Trafalgar Studios One, 6th July

So the Philanthropist has been and gone. A combination of a visit late in the run, the Tourist’s usual dilatoriness and a holiday meant no review until now. Probably just as well. This wasn’t great I have to say.

I think I just have to accept that where others see a sharp wit in the writing of Christopher Hampton I just see a rather tired, dated smartarsery I am afraid. I seem to remember enjoying Les Liaisons Dangereuses (play and film) all those years ago but the recent Donmar revival left me a bit cold. Same thing apples to some of his screenplay adaptions like The History Man and Atonement for example. But one is supposed to admire him so I thought I would give this a whirl.

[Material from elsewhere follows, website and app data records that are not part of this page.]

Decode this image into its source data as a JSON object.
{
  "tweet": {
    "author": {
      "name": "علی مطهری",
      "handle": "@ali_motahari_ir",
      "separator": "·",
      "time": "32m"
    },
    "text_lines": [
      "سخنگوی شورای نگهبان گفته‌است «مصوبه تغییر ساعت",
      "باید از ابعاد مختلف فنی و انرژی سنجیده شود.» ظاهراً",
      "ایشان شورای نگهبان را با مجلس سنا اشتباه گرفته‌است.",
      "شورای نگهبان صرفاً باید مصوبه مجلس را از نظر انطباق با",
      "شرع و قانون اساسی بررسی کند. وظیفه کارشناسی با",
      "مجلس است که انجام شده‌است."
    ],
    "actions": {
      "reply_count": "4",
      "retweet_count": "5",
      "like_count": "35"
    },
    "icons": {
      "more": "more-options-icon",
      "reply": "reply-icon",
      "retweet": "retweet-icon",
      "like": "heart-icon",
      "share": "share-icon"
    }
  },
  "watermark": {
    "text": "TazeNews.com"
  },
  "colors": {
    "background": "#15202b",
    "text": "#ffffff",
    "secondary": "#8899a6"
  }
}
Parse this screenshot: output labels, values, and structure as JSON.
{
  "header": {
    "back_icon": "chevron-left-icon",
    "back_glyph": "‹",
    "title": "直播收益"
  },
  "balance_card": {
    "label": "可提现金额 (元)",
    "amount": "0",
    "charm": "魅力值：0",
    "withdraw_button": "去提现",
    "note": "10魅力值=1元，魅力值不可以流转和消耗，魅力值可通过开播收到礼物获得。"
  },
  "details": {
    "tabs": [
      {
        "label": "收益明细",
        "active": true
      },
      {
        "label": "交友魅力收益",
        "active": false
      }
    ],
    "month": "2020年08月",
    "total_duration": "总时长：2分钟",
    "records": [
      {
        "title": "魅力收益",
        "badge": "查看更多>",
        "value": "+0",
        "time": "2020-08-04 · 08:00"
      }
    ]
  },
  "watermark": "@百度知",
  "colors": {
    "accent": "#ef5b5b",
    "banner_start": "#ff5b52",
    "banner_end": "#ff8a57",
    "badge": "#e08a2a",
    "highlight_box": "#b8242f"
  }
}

In other contexts I am also very partial to the cast on show here notably Simon Bird and Tom Rosenthal in the magnificent Friday Night Dinner and Matt Berry in his various incarnations (with IT Crowd matching FND as a family favourite chez Tourist). Here though they weren’t really up to the task I fear. Simon Bird did an excellent impression of Simon Bird but that wasn’t really what I think the part required. Matt Berry could have got away with a full on Toast performance here playing an arrogant writer, but was curiously underpowered. Tom Rosenthal was better but his performance along with the character just started to grate. Lily Cole was captivately dreadful. Only Charlotte Ritchie as Mr Bird’s put upon girlfriend really gained the measure of the piece.

A bunch of 70’s academic types and hanger ons moping about and behaving carelessly turned out not to be my cup of tea and the jokes were stilted. I am sure director, the lovely Simon Callow, had an idea of what he wanted but it didn’t seem to get through to his cast. I just didn’t care about any of them and barely laughed.

So a lesson for the tourist. when buying think text first, director second and cast last of all. And do not take a punt on novelties. And stay wary of the Trafalgar Studios which seems wedded to such novelty to pull in the audience (and full price, it ain’t cheap).

It isn’t the worst play the Tourist has seen in the last few years. That accolade goes to Jamie Lloyd’s excruciatingly bad Faustus at the Duke of York’s. I know the idea here was to get a new audience into the theatre by getting Kit Harington to flash his bum at them but we had to walk out of this halfway through.

And talking of walkouts we did the same at the Open Air Theatre’s Tale of Two Cities recently. No review as I only managed the first half but you can check out the proper reviews. Believe them. This is a dog’s breakfast where the laudable concept and over complex staging end up grinding the Dickens’s story into the dust. And whilst I pride myself on being as sweary and as confrontational as the next man the Open Air really isn’t the place to do this when you are asking families to part with their cash for a magical evening’s entertainment.